Helen Clark Comments on 70 Years of the UN
As the UN marks the 70th anniversary of its founding this autumn, those imperfections – and how the UN addresses them – have come to the fore as the organisation struggles to define its role in the 21st century. According to Chris McGreal for the Guardian, it is “bloated, undemocratic – and very expensive”. United Nations Development Program (UNDP) head Helen Clark comments.
The most powerful woman at the UN, Clark dealt with the organisation from the outside as prime minister of New Zealand. She said that as the leader of a small country she valued being able to use the UN’s size and resources to deliver New Zealand’s aid programme, such as emergency assistance to Indonesia after the 2004 tsunami.
But once she started work at the UNDP six years ago she was less impressed. “When I arrived, the organisation was a little over a year into its first ever strategic plan. What that tells you is that modern management and modern strategic planning was late coming to the UN,” she said. Clark laughed as she said the plan she was presented with was so broad in its goals that it made no sense.
The drag on reform comes from different directions.
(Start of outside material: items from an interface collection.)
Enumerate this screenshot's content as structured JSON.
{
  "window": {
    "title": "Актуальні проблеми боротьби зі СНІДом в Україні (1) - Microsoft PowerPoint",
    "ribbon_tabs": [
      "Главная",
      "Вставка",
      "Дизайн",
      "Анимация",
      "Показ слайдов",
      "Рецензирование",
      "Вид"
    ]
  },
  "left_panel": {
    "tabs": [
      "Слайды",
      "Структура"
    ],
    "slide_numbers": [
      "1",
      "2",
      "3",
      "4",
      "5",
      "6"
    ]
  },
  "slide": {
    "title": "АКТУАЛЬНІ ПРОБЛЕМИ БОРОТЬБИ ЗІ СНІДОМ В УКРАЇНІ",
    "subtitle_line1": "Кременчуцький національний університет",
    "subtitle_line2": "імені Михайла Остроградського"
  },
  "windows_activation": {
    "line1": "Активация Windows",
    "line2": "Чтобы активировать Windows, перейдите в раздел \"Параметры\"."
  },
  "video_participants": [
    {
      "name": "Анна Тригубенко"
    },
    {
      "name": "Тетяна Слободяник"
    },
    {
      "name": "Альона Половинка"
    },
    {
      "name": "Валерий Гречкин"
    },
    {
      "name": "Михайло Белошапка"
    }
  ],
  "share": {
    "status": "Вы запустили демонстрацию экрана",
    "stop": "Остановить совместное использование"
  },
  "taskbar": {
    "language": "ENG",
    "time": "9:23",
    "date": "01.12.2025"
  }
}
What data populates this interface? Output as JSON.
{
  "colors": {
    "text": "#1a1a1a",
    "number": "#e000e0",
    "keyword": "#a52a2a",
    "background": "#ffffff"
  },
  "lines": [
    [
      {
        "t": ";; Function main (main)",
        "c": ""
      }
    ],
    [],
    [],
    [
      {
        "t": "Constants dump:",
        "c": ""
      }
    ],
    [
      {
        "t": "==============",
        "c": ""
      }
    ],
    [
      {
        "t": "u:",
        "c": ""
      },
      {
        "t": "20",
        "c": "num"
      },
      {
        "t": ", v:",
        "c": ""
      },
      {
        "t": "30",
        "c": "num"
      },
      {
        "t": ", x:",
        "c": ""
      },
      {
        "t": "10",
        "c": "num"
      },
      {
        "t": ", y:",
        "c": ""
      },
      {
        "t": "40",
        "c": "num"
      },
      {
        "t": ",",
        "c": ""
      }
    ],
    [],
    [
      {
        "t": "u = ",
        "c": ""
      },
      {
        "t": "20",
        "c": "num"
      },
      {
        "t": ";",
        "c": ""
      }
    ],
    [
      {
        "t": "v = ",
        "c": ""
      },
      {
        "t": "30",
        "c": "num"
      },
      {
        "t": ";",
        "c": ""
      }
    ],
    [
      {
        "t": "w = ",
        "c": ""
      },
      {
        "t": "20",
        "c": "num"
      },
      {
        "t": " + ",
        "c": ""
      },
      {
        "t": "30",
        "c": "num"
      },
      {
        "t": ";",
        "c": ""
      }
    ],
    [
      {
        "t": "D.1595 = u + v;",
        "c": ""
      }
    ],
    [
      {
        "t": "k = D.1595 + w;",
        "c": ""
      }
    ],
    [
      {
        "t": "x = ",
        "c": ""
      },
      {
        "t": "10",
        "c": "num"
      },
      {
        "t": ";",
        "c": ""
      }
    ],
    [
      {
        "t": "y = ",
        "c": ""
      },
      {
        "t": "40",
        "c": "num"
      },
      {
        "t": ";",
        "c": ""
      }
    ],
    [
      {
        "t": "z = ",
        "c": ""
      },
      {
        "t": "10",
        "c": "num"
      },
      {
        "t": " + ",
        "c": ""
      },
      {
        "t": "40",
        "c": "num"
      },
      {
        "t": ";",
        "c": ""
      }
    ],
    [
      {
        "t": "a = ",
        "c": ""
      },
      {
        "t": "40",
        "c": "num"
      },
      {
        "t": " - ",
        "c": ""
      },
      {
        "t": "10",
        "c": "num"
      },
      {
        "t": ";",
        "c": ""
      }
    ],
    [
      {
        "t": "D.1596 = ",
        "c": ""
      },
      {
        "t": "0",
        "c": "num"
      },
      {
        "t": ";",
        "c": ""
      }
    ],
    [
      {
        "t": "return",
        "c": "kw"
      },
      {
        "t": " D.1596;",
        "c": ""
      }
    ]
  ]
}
Some UN agencies resist it.
Clark chairs the UN Development Group, an umbrella of major agencies, where she is responsible for implementing Delivering as One. “When I started learning about the arcane intricacies of Delivering as One, there were criticisms that it was very bureaucratic and process oriented. I have to say I believe there was some truth in those criticisms,” she said.
She introduced a system, known as standard operating procedures, which she said was aimed at “not having the whole working together effort drowned in process”. “It hasn’t been easy because there are many different agencies involved and they have all developed over the years their own procedures and ways of working. It has required long and patient negotiation to get to the point of having standard operating procedures. It couldn’t just be decreed because no one has the power to decree it,” she said.
But the bigger obstacle to reform perhaps comes from the UN members states themselves.
Original article by Chris McGreal, The Guardian, September 7, 2015.
Photo by UNDP.